MCKINZIE: How do you account for the fact that General MacArthur seemed to have such tremendous personal control over the occupation of Japan when Lucius Clay had no analogous control over the occupation of Germany?
BARNETT: All right. I think the terms of reference of the Far Eastern Commission and of the occupation of Japan, in which the Russians were associated from the beginning, gave MacArthur that power, that's point one. The Russians, I
think, were kind of sucked into believing that the Allied Control Commission and the Far Eastern Commission would have somewhat more influence than they actually did, but the Russians gave MacArthur his executive powers to begin with, and that was very important.
Secondly, the war coming to an end the way it did, and the Japanese people belonging to the kind of tradition which was theirs, MacArthur was a kind of Emperor image. He took over for the Emperor for awhile in the psychic experience of 80 to 100 million people. They needed somebody like MacArthur to trust. They had trusted their Emperor, you know the kamikazes trusted him so much they'd pile up their planes in flames because they felt that the Emperor wanted them to.
The Japanese I think relied in almost a religious way upon the Emperor as the source of all certainties. When the surrender was ordered by the Emperor, I think the Japanese
people had a horrible experience. Nothing like this had ever happened before. Could the Emperor be the Emperor that we have worshiped? They trusted him enough to go along. There were no riots, there was no messing up of the surrender plans, but in a part of the Japanese there was, I think, at that time, a longing for the same kind of absolute authority, and MacArthur symbolized it, and he had the personal style to pull it off.
He was nice to the Emperor personally, and so I think that's one, I think that's a good explanation for it. I studied at Oxford and had some very good Japanese friends there including a guy named Jiro Kato. Jiro Kato's a good tennis player, good golfer, son of the chairman of the board of the Mitsubishi Bank. He is a real Zaibatsu establishment gentleman par excellence, and I had seen him in 1940 just before the war, in Tokyo. I looked him up after the war in 1946, and he came to Washington in about 1948,
or '47. So I asked him to play tennis with me at Michael Straight's place. The fourth of our foursome was Justice Black.
Well, after we played a couple of sets of tennis, maybe an hour and a half of tennis, we went in and had a drink. Here were Jiro Kato and Justice Black and Michael Straight and me, nothing very unusual, but there we were. Kato just about collapsed when he found that Justice Black spent the whole time, in effect saying what a son of a bitch Douglas MacArthur was. Why? Because he was a military man, who was all right as a military man, but trying to shape up a presidential boom, and Black felt that for constitutional and policy reasons this was an outrage. This was long before MacArthur was brought back.

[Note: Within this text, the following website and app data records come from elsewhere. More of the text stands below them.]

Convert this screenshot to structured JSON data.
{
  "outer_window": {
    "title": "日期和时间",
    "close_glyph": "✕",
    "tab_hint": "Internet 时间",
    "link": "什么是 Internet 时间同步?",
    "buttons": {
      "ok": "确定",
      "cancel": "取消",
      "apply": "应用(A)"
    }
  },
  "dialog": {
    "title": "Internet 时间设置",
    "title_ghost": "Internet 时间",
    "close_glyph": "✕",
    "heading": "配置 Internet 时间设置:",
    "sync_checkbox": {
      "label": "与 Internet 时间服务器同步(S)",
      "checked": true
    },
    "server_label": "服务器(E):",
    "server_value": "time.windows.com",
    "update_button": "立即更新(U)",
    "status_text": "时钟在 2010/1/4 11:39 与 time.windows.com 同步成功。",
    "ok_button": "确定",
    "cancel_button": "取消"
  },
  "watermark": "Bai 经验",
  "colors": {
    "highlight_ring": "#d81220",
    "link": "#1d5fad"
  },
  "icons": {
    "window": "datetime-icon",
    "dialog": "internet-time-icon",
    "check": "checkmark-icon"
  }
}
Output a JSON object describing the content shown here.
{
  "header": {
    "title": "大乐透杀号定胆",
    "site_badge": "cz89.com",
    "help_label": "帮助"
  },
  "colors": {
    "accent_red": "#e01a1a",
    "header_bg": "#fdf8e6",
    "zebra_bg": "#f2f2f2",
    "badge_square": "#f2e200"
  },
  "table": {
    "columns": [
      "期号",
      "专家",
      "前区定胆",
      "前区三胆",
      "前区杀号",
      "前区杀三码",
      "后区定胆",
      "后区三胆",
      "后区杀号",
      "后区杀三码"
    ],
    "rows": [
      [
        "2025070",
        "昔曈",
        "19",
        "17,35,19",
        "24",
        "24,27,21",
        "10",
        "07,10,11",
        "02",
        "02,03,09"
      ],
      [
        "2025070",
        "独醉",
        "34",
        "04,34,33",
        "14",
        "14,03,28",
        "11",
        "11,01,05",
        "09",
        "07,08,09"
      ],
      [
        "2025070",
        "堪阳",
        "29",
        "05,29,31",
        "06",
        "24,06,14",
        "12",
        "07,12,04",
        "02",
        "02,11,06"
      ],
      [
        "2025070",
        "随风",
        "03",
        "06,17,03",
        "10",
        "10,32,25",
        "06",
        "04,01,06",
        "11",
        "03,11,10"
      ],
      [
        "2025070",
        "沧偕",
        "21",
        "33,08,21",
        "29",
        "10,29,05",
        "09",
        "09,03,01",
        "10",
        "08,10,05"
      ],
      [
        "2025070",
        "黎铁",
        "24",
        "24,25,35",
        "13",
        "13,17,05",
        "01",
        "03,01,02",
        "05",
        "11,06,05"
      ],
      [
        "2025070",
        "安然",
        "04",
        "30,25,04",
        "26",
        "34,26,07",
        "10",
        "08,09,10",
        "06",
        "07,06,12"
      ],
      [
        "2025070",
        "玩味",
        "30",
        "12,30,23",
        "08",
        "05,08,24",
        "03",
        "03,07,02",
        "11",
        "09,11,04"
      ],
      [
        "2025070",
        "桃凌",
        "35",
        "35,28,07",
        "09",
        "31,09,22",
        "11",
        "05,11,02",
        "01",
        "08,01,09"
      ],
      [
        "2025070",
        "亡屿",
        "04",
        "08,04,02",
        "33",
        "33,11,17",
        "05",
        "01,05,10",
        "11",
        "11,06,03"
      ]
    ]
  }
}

The point of my story is here in Kato, a very sophisticated and worldly Japanese, who found it almost unbelievable that an American,
even Justice Black (the idea of separation of power in this country didn't really go over), had the idea of MacArthur being characterized as vulnerable, as mortal, more than that, sinister. It struck him as being the most staggering and shocking thing that he could imagine.
Well, I think there was a bit of that in the Japanese psyche. I mention Kato because he was a sophisticated guy. What about way down the line then? No, I think in a curious way the MacArthur personality and the terms of reference for the occupation of Japan gave the Japanese an Emperor substitute for a few years.
MCKINZIE: Thank you, sir.
Barnett, Robert W.: